> _About this task_:
Within the listing below, how many lines hold "调用花漾"? Reply with that number and no other text.

> _Task material_:
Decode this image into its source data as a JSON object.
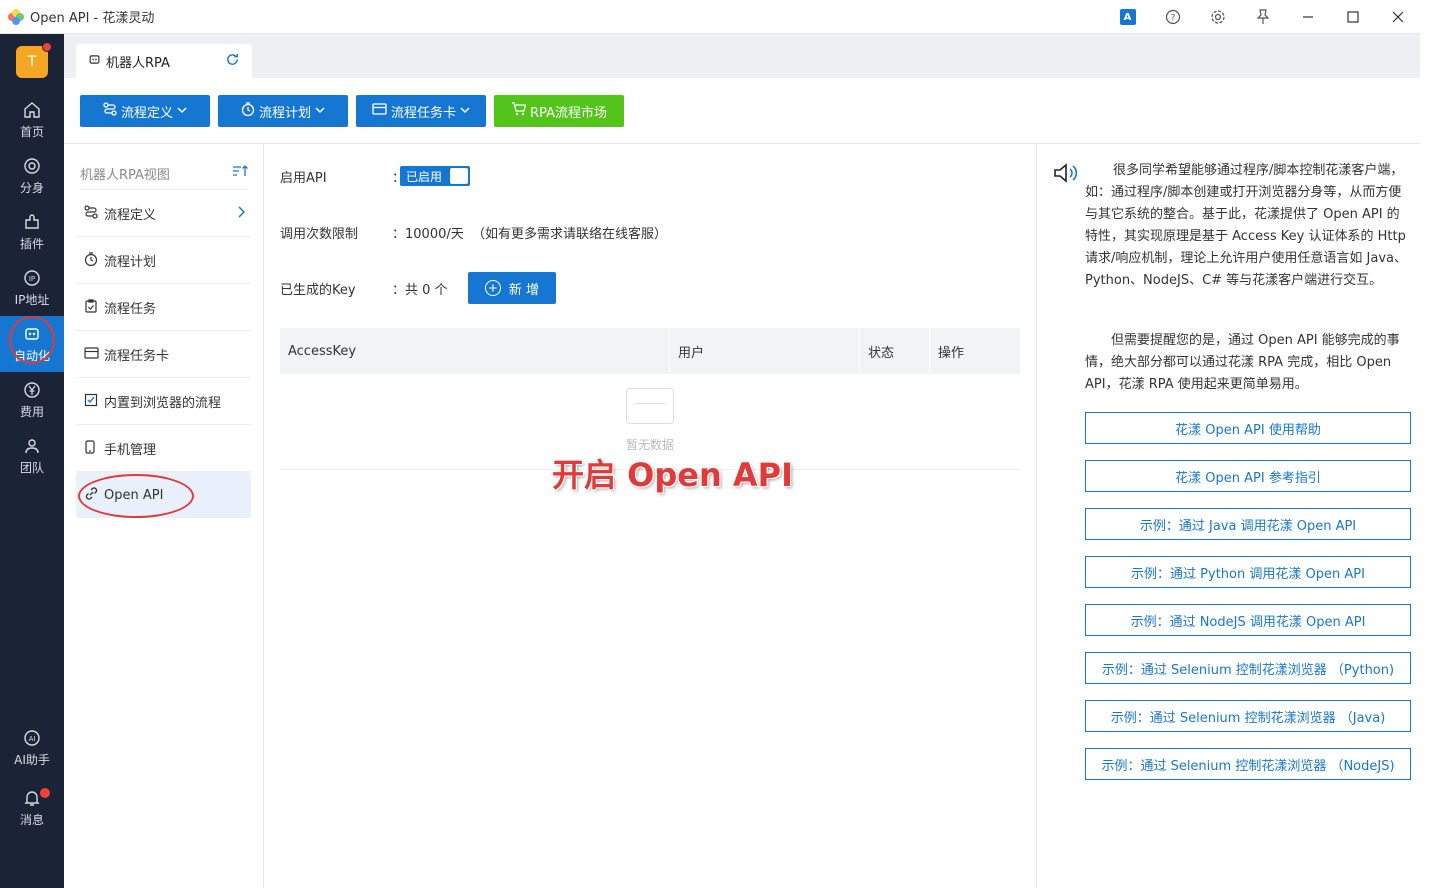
{
  "window": {
    "title": "Open API - 花漾灵动",
    "icons": [
      "translate-icon",
      "help-icon",
      "settings-icon",
      "pin-icon",
      "minimize-icon",
      "maximize-icon",
      "close-icon"
    ],
    "translate_label": "A"
  },
  "rail": {
    "avatar_initial": "T",
    "items": [
      {
        "label": "首页",
        "icon": "home-icon"
      },
      {
        "label": "分身",
        "icon": "profile-icon"
      },
      {
        "label": "插件",
        "icon": "plugin-icon"
      },
      {
        "label": "IP地址",
        "icon": "ip-icon"
      },
      {
        "label": "自动化",
        "icon": "robot-icon",
        "active": true
      },
      {
        "label": "费用",
        "icon": "yen-icon"
      },
      {
        "label": "团队",
        "icon": "team-icon"
      }
    ],
    "bottom_items": [
      {
        "label": "AI助手",
        "icon": "ai-icon"
      },
      {
        "label": "消息",
        "icon": "bell-icon"
      }
    ]
  },
  "tabstrip": {
    "tab_label": "机器人RPA"
  },
  "toolbar": {
    "buttons": [
      {
        "label": "流程定义",
        "icon": "flow-icon",
        "dropdown": true
      },
      {
        "label": "流程计划",
        "icon": "clock-icon",
        "dropdown": true
      },
      {
        "label": "流程任务卡",
        "icon": "card-icon",
        "dropdown": true
      },
      {
        "label": "RPA流程市场",
        "icon": "cart-icon",
        "dropdown": false
      }
    ]
  },
  "nav": {
    "header": "机器人RPA视图",
    "items": [
      {
        "label": "流程定义",
        "icon": "flow-icon"
      },
      {
        "label": "流程计划",
        "icon": "clock-icon"
      },
      {
        "label": "流程任务",
        "icon": "clipboard-icon"
      },
      {
        "label": "流程任务卡",
        "icon": "card-icon"
      },
      {
        "label": "内置到浏览器的流程",
        "icon": "checkbox-icon"
      },
      {
        "label": "手机管理",
        "icon": "phone-icon"
      },
      {
        "label": "Open API",
        "icon": "link-icon",
        "active": true
      }
    ]
  },
  "main": {
    "enable_api_label": "启用API",
    "enable_api_value": "已启用",
    "limit_label": "调用次数限制",
    "limit_value": "：10000/天  （如有更多需求请联络在线客服）",
    "keys_label": "已生成的Key",
    "keys_value": "：共 0 个",
    "add_button": "新 增",
    "colon": "：",
    "table": {
      "columns": [
        "AccessKey",
        "用户",
        "状态",
        "操作"
      ],
      "empty_text": "暂无数据"
    },
    "overlay_title": "开启 Open API"
  },
  "right": {
    "paragraph1": "很多同学希望能够通过程序/脚本控制花漾客户端，如：通过程序/脚本创建或打开浏览器分身等，从而方便与其它系统的整合。基于此，花漾提供了 Open API 的特性，其实现原理是基于 Access Key 认证体系的 Http 请求/响应机制，理论上允许用户使用任意语言如 Java、Python、NodeJS、C# 等与花漾客户端进行交互。",
    "paragraph2": "但需要提醒您的是，通过 Open API 能够完成的事情，绝大部分都可以通过花漾 RPA 完成，相比 Open API，花漾 RPA 使用起来更简单易用。",
    "links": [
      "花漾 Open API 使用帮助",
      "花漾 Open API 参考指引",
      "示例：通过 Java 调用花漾 Open API",
      "示例：通过 Python 调用花漾 Open API",
      "示例：通过 NodeJS 调用花漾 Open API",
      "示例：通过 Selenium 控制花漾浏览器 （Python)",
      "示例：通过 Selenium 控制花漾浏览器 （Java)",
      "示例：通过 Selenium 控制花漾浏览器 （NodeJS)"
    ]
  },
  "colors": {
    "primary": "#1677d2",
    "green": "#52c41a",
    "rail_bg": "#1b2437",
    "annotation_red": "#e03a3a"
  }
}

> _Answer for this exercise_:
3